Do you know what it means to be pure, Deka?
Deka has always known she would bleed cursed, gold blood on the day of her Ritual.
No matter how many of the Infinite Wisdoms she’s memorized, or how often she’s prayed that she could be just like every other normal girl in the village, she’s know this would be the day she died. What does surprise her, is to learn that it would not be the only time she would die. Deka is horrified to learn that the priests have a habit of bleeding out the girls like her — after all, gold is gold, even if it came from a vein. After weeks of torture and death, Deka is offered a choice: stay, and die (again), or leave the only home she’s ever had to train to fight in a demonic army on behalf of the emperor.
Prepare to lose your minds, folks — this book is THAT good.
I was enthralled by the world Forna built deep in my mind as I read Deka’s story.
With every day Deka spent harnessing her powers and discovering her true purpose in the war she was training for, I could feel my feet rooting themselves on the same unsteady path upon which Deka treaded. I felt the weight of Deka’s shame as she coped with the fact that she was exactly what everyone accused her of being: unnatural. I felt her heart break as she lost friends in the trenches of a brutal fight against the deathshrieks, and I felt her heart strengthen with every obstacle she overcame. The land of Otera truly is breathtaking; it’s the stuff of dreams and of nightmares and everything in-between.
Like many YA stories, Deka’s fictional journey speaks to the evils we face every day.
It’s no secret that there is corruption in every facet of our broken world — we’re human. How can there not be? Forna sheds light on issues like the abuse of power by religious officials — priests and mentors whom we are meant to trust, rather than fear — and of power-hungry rulers who are quick to judge and conquer and slow to listen to the voices of their people. I loved the way Deka did not cower in fear, but she also recognized that she alone would not be the hero of this story. Britta, Keita, and all of the alalki and uruni who fought by her side made it possible for her to complete her mission. Deka knew from the beginning that she would not be an island, she just needed to believe that there could be people willing to love her for her, not for her unnatural abilities.
It’s rare that we see a protagonist like Deka — one who is so physically strong, yet so afraid that what sets her apart will be what stops anyone from being able to care for her. Readers are invited into Deka’s transition from self-hatred to self-acceptance, and let me tell you, it is one HECK of a ride. I challenge anyone to read The Gilded Ones and not feel something change within them. Something like hope. Not only will you be inspired by the characters you meet, you will genuinely want to mold even the tiniest part of yourself to be more like them, and isn’t that the best kind of feeling?
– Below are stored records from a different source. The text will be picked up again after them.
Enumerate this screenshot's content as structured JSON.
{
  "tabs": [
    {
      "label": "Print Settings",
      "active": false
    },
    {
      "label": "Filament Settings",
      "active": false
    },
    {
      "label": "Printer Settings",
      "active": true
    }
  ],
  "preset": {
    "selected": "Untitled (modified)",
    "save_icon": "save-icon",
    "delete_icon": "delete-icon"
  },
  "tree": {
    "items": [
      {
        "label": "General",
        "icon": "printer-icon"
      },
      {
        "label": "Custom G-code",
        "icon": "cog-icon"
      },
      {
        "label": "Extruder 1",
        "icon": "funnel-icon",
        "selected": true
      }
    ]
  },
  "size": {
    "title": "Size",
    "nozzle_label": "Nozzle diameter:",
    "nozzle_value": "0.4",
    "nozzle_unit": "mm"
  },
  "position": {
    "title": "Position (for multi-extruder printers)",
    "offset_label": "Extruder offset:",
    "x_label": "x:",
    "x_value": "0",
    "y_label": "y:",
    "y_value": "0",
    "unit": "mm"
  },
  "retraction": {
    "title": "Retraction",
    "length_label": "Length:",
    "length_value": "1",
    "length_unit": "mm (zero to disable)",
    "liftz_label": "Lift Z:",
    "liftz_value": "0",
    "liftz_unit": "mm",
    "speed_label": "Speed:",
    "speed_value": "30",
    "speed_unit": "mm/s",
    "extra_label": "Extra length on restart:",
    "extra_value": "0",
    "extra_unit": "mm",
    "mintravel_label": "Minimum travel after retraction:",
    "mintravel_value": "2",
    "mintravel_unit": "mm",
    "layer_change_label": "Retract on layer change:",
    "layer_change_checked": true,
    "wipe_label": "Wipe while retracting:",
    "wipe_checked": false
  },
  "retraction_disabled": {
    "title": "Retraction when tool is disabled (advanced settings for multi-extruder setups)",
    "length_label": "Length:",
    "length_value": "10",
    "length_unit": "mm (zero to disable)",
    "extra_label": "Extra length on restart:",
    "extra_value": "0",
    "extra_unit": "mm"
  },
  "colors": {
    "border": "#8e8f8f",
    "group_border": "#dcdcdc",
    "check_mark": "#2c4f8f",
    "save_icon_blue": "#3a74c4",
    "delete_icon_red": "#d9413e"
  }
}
To feel like we can somehow change the world we’re in just because we have this story inside of us? I think Forna says it best in her letter to the reader when she says:
To every person reading this book: Know that you are the hero of your own story. You can make things happen, and you can change the world.
You won’t be disappointed by this book, I can promise you that. My question for you, is what will you do once you’ve finished The Gilded Ones? What difference will you make?
If you enjoyed The Children of Blood and Bone , The Grace Year, or Diamond City, you will be sucked into Forna’s .
Violence: The training alaki endure is intense, to say the least. As soldiers who can push their bodies to the point of death over and over, there are scenes in which impalement, dismemberment, and beheading are described. These scenes serve a key purpose to the story, and they are not overly gruesome.
Recommended Age: 13+ due to violence.